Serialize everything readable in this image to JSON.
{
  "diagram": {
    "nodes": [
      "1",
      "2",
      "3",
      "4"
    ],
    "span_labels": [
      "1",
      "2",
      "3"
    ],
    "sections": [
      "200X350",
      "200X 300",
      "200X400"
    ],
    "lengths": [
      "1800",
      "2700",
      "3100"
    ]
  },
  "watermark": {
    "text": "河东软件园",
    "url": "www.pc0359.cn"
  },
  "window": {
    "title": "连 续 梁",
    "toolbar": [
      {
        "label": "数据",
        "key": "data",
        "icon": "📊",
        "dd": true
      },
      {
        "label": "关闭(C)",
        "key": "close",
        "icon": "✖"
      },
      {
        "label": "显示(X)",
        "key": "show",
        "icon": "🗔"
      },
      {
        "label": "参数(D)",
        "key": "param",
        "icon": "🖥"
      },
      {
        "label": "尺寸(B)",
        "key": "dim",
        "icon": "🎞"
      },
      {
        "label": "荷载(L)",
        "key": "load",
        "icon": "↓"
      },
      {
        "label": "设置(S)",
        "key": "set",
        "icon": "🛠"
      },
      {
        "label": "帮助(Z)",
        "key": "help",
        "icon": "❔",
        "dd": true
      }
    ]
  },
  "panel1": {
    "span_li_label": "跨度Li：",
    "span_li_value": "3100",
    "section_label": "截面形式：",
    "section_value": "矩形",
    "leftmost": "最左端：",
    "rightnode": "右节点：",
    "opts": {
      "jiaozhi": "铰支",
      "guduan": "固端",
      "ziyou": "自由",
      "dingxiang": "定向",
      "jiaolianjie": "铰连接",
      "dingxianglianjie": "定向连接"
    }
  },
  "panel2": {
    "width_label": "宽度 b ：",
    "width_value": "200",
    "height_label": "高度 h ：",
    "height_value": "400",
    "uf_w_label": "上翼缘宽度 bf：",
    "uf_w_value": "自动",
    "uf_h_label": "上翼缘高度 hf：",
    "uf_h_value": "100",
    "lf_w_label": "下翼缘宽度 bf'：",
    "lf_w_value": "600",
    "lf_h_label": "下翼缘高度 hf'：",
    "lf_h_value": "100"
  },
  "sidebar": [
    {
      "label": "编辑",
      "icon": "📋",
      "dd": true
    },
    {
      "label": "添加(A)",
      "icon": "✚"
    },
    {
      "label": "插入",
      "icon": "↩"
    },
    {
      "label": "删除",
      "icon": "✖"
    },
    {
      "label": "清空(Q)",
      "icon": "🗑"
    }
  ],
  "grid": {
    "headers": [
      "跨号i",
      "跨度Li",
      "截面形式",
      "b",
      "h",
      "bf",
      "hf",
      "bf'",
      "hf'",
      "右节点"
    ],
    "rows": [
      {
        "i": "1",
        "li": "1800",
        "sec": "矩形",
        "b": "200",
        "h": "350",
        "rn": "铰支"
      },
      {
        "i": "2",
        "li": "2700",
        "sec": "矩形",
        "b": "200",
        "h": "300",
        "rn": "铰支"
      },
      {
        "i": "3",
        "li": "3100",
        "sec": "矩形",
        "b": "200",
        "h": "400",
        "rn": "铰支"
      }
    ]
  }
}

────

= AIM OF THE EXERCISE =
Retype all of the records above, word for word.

= ANSWER TO THIS PROBLEM =
Serialize everything readable in this image to JSON.
{
  "diagram": {
    "nodes": [
      "1",
      "2",
      "3",
      "4"
    ],
    "span_labels": [
      "1",
      "2",
      "3"
    ],
    "sections": [
      "200X350",
      "200X 300",
      "200X400"
    ],
    "lengths": [
      "1800",
      "2700",
      "3100"
    ]
  },
  "watermark": {
    "text": "河东软件园",
    "url": "www.pc0359.cn"
  },
  "window": {
    "title": "连 续 梁",
    "toolbar": [
      {
        "label": "数据",
        "key": "data",
        "icon": "📊",
        "dd": true
      },
      {
        "label": "关闭(C)",
        "key": "close",
        "icon": "✖"
      },
      {
        "label": "显示(X)",
        "key": "show",
        "icon": "🗔"
      },
      {
        "label": "参数(D)",
        "key": "param",
        "icon": "🖥"
      },
      {
        "label": "尺寸(B)",
        "key": "dim",
        "icon": "🎞"
      },
      {
        "label": "荷载(L)",
        "key": "load",
        "icon": "↓"
      },
      {
        "label": "设置(S)",
        "key": "set",
        "icon": "🛠"
      },
      {
        "label": "帮助(Z)",
        "key": "help",
        "icon": "❔",
        "dd": true
      }
    ]
  },
  "panel1": {
    "span_li_label": "跨度Li：",
    "span_li_value": "3100",
    "section_label": "截面形式：",
    "section_value": "矩形",
    "leftmost": "最左端：",
    "rightnode": "右节点：",
    "opts": {
      "jiaozhi": "铰支",
      "guduan": "固端",
      "ziyou": "自由",
      "dingxiang": "定向",
      "jiaolianjie": "铰连接",
      "dingxianglianjie": "定向连接"
    }
  },
  "panel2": {
    "width_label": "宽度 b ：",
    "width_value": "200",
    "height_label": "高度 h ：",
    "height_value": "400",
    "uf_w_label": "上翼缘宽度 bf：",
    "uf_w_value": "自动",
    "uf_h_label": "上翼缘高度 hf：",
    "uf_h_value": "100",
    "lf_w_label": "下翼缘宽度 bf'：",
    "lf_w_value": "600",
    "lf_h_label": "下翼缘高度 hf'：",
    "lf_h_value": "100"
  },
  "sidebar": [
    {
      "label": "编辑",
      "icon": "📋",
      "dd": true
    },
    {
      "label": "添加(A)",
      "icon": "✚"
    },
    {
      "label": "插入",
      "icon": "↩"
    },
    {
      "label": "删除",
      "icon": "✖"
    },
    {
      "label": "清空(Q)",
      "icon": "🗑"
    }
  ],
  "grid": {
    "headers": [
      "跨号i",
      "跨度Li",
      "截面形式",
      "b",
      "h",
      "bf",
      "hf",
      "bf'",
      "hf'",
      "右节点"
    ],
    "rows": [
      {
        "i": "1",
        "li": "1800",
        "sec": "矩形",
        "b": "200",
        "h": "350",
        "rn": "铰支"
      },
      {
        "i": "2",
        "li": "2700",
        "sec": "矩形",
        "b": "200",
        "h": "300",
        "rn": "铰支"
      },
      {
        "i": "3",
        "li": "3100",
        "sec": "矩形",
        "b": "200",
        "h": "400",
        "rn": "铰支"
      }
    ]
  }
}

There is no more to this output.